Dataset extract »
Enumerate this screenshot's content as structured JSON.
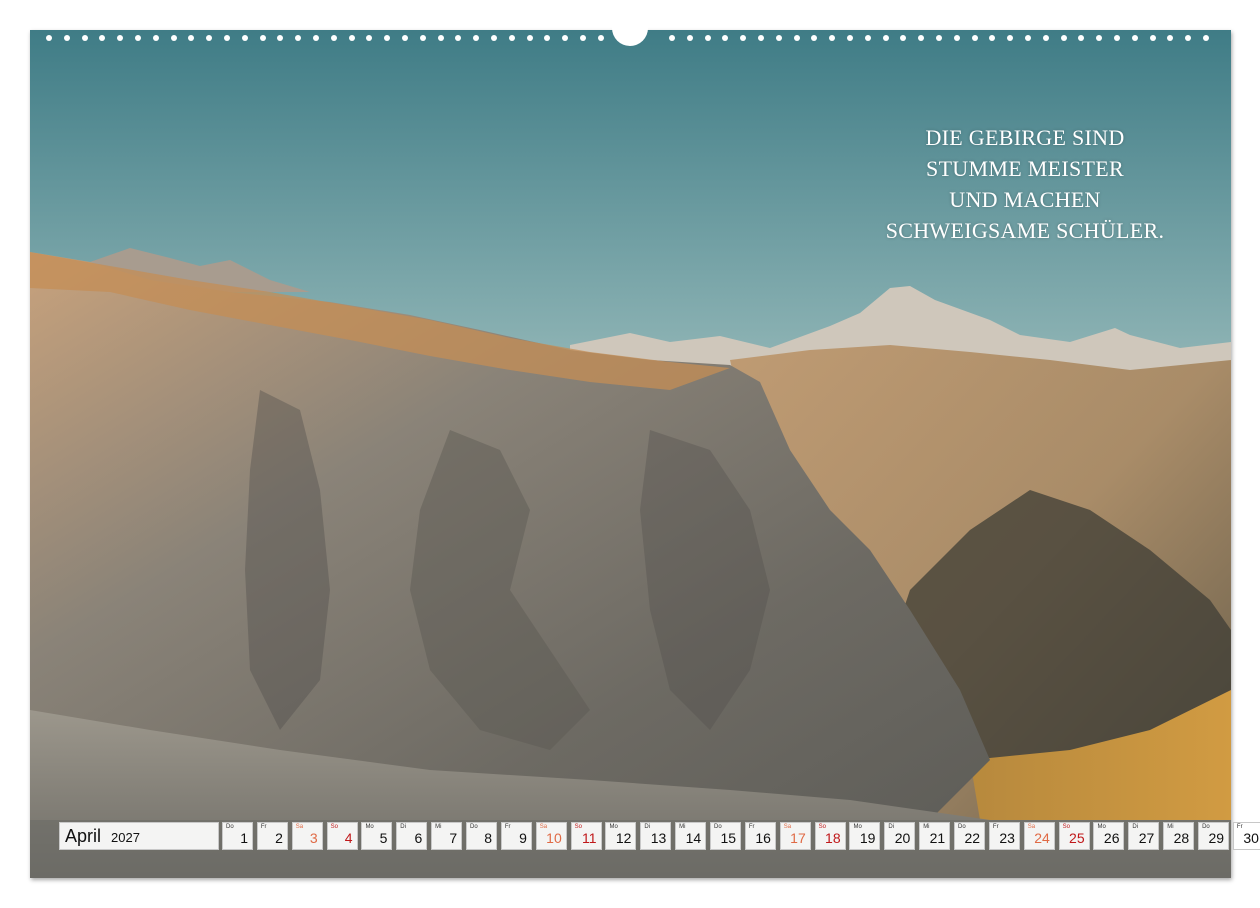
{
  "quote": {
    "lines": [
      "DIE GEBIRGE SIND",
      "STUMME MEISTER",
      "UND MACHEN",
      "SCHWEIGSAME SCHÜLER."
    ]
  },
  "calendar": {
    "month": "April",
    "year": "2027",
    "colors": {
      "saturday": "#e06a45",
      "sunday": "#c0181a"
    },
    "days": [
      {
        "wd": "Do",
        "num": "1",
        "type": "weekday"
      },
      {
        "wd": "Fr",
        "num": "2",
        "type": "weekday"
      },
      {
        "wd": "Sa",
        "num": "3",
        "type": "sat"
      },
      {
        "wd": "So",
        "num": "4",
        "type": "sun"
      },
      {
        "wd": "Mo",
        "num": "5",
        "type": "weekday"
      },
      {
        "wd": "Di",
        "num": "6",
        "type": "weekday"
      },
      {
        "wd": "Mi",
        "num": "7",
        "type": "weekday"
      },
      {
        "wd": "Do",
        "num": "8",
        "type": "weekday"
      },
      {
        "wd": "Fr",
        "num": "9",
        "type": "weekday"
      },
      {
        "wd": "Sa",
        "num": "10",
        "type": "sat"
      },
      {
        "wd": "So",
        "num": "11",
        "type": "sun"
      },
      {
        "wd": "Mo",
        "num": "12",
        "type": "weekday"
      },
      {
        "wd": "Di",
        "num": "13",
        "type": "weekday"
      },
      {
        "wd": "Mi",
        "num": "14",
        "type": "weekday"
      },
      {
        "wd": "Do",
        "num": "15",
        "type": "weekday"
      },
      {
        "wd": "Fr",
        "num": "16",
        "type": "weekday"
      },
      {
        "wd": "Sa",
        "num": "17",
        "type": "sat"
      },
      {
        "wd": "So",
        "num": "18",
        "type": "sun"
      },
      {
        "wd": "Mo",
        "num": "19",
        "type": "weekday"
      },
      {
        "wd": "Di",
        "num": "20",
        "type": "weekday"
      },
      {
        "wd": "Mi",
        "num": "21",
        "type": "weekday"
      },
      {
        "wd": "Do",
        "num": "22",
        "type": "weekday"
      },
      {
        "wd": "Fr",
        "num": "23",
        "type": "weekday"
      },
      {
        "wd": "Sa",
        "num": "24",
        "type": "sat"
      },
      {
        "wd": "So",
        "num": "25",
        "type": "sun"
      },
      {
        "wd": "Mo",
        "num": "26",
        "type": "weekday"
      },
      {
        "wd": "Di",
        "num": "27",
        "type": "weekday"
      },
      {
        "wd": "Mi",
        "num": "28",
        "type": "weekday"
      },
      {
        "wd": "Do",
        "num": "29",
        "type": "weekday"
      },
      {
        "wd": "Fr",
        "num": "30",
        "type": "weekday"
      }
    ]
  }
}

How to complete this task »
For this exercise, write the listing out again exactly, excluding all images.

Answer area »
Enumerate this screenshot's content as structured JSON.
{
  "quote": {
    "lines": [
      "DIE GEBIRGE SIND",
      "STUMME MEISTER",
      "UND MACHEN",
      "SCHWEIGSAME SCHÜLER."
    ]
  },
  "calendar": {
    "month": "April",
    "year": "2027",
    "colors": {
      "saturday": "#e06a45",
      "sunday": "#c0181a"
    },
    "days": [
      {
        "wd": "Do",
        "num": "1",
        "type": "weekday"
      },
      {
        "wd": "Fr",
        "num": "2",
        "type": "weekday"
      },
      {
        "wd": "Sa",
        "num": "3",
        "type": "sat"
      },
      {
        "wd": "So",
        "num": "4",
        "type": "sun"
      },
      {
        "wd": "Mo",
        "num": "5",
        "type": "weekday"
      },
      {
        "wd": "Di",
        "num": "6",
        "type": "weekday"
      },
      {
        "wd": "Mi",
        "num": "7",
        "type": "weekday"
      },
      {
        "wd": "Do",
        "num": "8",
        "type": "weekday"
      },
      {
        "wd": "Fr",
        "num": "9",
        "type": "weekday"
      },
      {
        "wd": "Sa",
        "num": "10",
        "type": "sat"
      },
      {
        "wd": "So",
        "num": "11",
        "type": "sun"
      },
      {
        "wd": "Mo",
        "num": "12",
        "type": "weekday"
      },
      {
        "wd": "Di",
        "num": "13",
        "type": "weekday"
      },
      {
        "wd": "Mi",
        "num": "14",
        "type": "weekday"
      },
      {
        "wd": "Do",
        "num": "15",
        "type": "weekday"
      },
      {
        "wd": "Fr",
        "num": "16",
        "type": "weekday"
      },
      {
        "wd": "Sa",
        "num": "17",
        "type": "sat"
      },
      {
        "wd": "So",
        "num": "18",
        "type": "sun"
      },
      {
        "wd": "Mo",
        "num": "19",
        "type": "weekday"
      },
      {
        "wd": "Di",
        "num": "20",
        "type": "weekday"
      },
      {
        "wd": "Mi",
        "num": "21",
        "type": "weekday"
      },
      {
        "wd": "Do",
        "num": "22",
        "type": "weekday"
      },
      {
        "wd": "Fr",
        "num": "23",
        "type": "weekday"
      },
      {
        "wd": "Sa",
        "num": "24",
        "type": "sat"
      },
      {
        "wd": "So",
        "num": "25",
        "type": "sun"
      },
      {
        "wd": "Mo",
        "num": "26",
        "type": "weekday"
      },
      {
        "wd": "Di",
        "num": "27",
        "type": "weekday"
      },
      {
        "wd": "Mi",
        "num": "28",
        "type": "weekday"
      },
      {
        "wd": "Do",
        "num": "29",
        "type": "weekday"
      },
      {
        "wd": "Fr",
        "num": "30",
        "type": "weekday"
      }
    ]
  }
}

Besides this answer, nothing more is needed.